App and web page records:
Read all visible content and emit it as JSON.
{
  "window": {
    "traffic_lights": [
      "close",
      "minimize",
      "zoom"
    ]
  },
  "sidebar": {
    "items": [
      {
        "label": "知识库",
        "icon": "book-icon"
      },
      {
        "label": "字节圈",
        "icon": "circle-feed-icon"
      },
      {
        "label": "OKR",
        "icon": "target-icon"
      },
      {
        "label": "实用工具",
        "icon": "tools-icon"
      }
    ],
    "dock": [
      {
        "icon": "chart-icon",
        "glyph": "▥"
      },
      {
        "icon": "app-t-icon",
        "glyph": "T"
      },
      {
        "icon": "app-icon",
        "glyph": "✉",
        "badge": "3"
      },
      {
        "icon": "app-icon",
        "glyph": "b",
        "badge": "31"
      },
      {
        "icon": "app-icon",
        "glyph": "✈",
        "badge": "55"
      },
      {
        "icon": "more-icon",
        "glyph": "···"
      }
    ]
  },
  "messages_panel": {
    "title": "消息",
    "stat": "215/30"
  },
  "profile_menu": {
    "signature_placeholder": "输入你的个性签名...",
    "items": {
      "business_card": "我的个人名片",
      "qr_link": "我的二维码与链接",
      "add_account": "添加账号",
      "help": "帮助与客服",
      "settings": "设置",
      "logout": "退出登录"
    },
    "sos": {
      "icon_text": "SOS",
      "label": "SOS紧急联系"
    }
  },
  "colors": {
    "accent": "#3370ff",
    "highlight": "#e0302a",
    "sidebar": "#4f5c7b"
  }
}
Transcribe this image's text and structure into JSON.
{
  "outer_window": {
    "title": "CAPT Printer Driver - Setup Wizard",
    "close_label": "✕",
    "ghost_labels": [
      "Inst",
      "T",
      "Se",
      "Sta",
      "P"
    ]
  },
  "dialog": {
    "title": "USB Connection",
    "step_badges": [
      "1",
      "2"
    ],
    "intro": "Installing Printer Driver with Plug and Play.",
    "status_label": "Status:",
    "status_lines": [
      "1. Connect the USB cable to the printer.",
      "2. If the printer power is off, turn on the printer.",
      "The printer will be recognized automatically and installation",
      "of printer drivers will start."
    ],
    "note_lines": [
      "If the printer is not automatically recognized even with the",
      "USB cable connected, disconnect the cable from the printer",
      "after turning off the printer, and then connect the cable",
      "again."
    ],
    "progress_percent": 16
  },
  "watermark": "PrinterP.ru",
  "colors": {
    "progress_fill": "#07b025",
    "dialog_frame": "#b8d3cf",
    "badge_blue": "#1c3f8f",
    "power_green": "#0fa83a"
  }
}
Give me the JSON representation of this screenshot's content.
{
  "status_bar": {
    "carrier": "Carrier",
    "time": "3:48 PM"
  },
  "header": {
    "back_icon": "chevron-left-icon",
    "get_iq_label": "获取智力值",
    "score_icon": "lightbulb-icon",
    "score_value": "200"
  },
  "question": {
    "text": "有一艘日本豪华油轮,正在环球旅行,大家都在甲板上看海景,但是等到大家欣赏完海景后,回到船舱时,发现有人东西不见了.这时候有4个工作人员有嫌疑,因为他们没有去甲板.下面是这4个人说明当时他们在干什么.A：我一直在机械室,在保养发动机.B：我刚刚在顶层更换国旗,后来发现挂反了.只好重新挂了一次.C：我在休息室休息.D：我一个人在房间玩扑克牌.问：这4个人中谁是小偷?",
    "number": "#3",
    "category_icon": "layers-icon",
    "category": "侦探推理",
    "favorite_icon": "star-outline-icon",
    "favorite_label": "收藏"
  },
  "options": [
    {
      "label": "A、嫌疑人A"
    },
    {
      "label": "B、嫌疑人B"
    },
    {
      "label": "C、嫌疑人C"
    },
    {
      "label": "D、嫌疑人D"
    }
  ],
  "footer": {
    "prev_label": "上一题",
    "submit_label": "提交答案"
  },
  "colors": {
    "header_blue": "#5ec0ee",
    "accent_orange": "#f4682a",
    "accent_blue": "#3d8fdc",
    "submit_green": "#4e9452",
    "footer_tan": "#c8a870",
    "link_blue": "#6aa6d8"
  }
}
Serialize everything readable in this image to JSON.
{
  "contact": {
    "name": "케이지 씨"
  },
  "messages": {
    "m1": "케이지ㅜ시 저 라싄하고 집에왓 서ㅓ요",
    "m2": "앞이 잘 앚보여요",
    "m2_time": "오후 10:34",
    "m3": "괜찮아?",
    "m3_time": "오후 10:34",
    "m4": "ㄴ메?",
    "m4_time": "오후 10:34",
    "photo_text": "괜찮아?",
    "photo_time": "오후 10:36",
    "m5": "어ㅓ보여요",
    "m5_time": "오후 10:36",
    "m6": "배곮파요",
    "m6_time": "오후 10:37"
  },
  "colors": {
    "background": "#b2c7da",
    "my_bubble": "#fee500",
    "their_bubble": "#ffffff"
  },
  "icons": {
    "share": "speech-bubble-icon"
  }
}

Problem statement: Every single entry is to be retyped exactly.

Result:
Read all visible content and emit it as JSON.
{
  "window": {
    "traffic_lights": [
      "close",
      "minimize",
      "zoom"
    ]
  },
  "sidebar": {
    "items": [
      {
        "label": "知识库",
        "icon": "book-icon"
      },
      {
        "label": "字节圈",
        "icon": "circle-feed-icon"
      },
      {
        "label": "OKR",
        "icon": "target-icon"
      },
      {
        "label": "实用工具",
        "icon": "tools-icon"
      }
    ],
    "dock": [
      {
        "icon": "chart-icon",
        "glyph": "▥"
      },
      {
        "icon": "app-t-icon",
        "glyph": "T"
      },
      {
        "icon": "app-icon",
        "glyph": "✉",
        "badge": "3"
      },
      {
        "icon": "app-icon",
        "glyph": "b",
        "badge": "31"
      },
      {
        "icon": "app-icon",
        "glyph": "✈",
        "badge": "55"
      },
      {
        "icon": "more-icon",
        "glyph": "···"
      }
    ]
  },
  "messages_panel": {
    "title": "消息",
    "stat": "215/30"
  },
  "profile_menu": {
    "signature_placeholder": "输入你的个性签名...",
    "items": {
      "business_card": "我的个人名片",
      "qr_link": "我的二维码与链接",
      "add_account": "添加账号",
      "help": "帮助与客服",
      "settings": "设置",
      "logout": "退出登录"
    },
    "sos": {
      "icon_text": "SOS",
      "label": "SOS紧急联系"
    }
  },
  "colors": {
    "accent": "#3370ff",
    "highlight": "#e0302a",
    "sidebar": "#4f5c7b"
  }
}
Transcribe this image's text and structure into JSON.
{
  "outer_window": {
    "title": "CAPT Printer Driver - Setup Wizard",
    "close_label": "✕",
    "ghost_labels": [
      "Inst",
      "T",
      "Se",
      "Sta",
      "P"
    ]
  },
  "dialog": {
    "title": "USB Connection",
    "step_badges": [
      "1",
      "2"
    ],
    "intro": "Installing Printer Driver with Plug and Play.",
    "status_label": "Status:",
    "status_lines": [
      "1. Connect the USB cable to the printer.",
      "2. If the printer power is off, turn on the printer.",
      "The printer will be recognized automatically and installation",
      "of printer drivers will start."
    ],
    "note_lines": [
      "If the printer is not automatically recognized even with the",
      "USB cable connected, disconnect the cable from the printer",
      "after turning off the printer, and then connect the cable",
      "again."
    ],
    "progress_percent": 16
  },
  "watermark": "PrinterP.ru",
  "colors": {
    "progress_fill": "#07b025",
    "dialog_frame": "#b8d3cf",
    "badge_blue": "#1c3f8f",
    "power_green": "#0fa83a"
  }
}
Give me the JSON representation of this screenshot's content.
{
  "status_bar": {
    "carrier": "Carrier",
    "time": "3:48 PM"
  },
  "header": {
    "back_icon": "chevron-left-icon",
    "get_iq_label": "获取智力值",
    "score_icon": "lightbulb-icon",
    "score_value": "200"
  },
  "question": {
    "text": "有一艘日本豪华油轮,正在环球旅行,大家都在甲板上看海景,但是等到大家欣赏完海景后,回到船舱时,发现有人东西不见了.这时候有4个工作人员有嫌疑,因为他们没有去甲板.下面是这4个人说明当时他们在干什么.A：我一直在机械室,在保养发动机.B：我刚刚在顶层更换国旗,后来发现挂反了.只好重新挂了一次.C：我在休息室休息.D：我一个人在房间玩扑克牌.问：这4个人中谁是小偷?",
    "number": "#3",
    "category_icon": "layers-icon",
    "category": "侦探推理",
    "favorite_icon": "star-outline-icon",
    "favorite_label": "收藏"
  },
  "options": [
    {
      "label": "A、嫌疑人A"
    },
    {
      "label": "B、嫌疑人B"
    },
    {
      "label": "C、嫌疑人C"
    },
    {
      "label": "D、嫌疑人D"
    }
  ],
  "footer": {
    "prev_label": "上一题",
    "submit_label": "提交答案"
  },
  "colors": {
    "header_blue": "#5ec0ee",
    "accent_orange": "#f4682a",
    "accent_blue": "#3d8fdc",
    "submit_green": "#4e9452",
    "footer_tan": "#c8a870",
    "link_blue": "#6aa6d8"
  }
}
Serialize everything readable in this image to JSON.
{
  "contact": {
    "name": "케이지 씨"
  },
  "messages": {
    "m1": "케이지ㅜ시 저 라싄하고 집에왓 서ㅓ요",
    "m2": "앞이 잘 앚보여요",
    "m2_time": "오후 10:34",
    "m3": "괜찮아?",
    "m3_time": "오후 10:34",
    "m4": "ㄴ메?",
    "m4_time": "오후 10:34",
    "photo_text": "괜찮아?",
    "photo_time": "오후 10:36",
    "m5": "어ㅓ보여요",
    "m5_time": "오후 10:36",
    "m6": "배곮파요",
    "m6_time": "오후 10:37"
  },
  "colors": {
    "background": "#b2c7da",
    "my_bubble": "#fee500",
    "their_bubble": "#ffffff"
  },
  "icons": {
    "share": "speech-bubble-icon"
  }
}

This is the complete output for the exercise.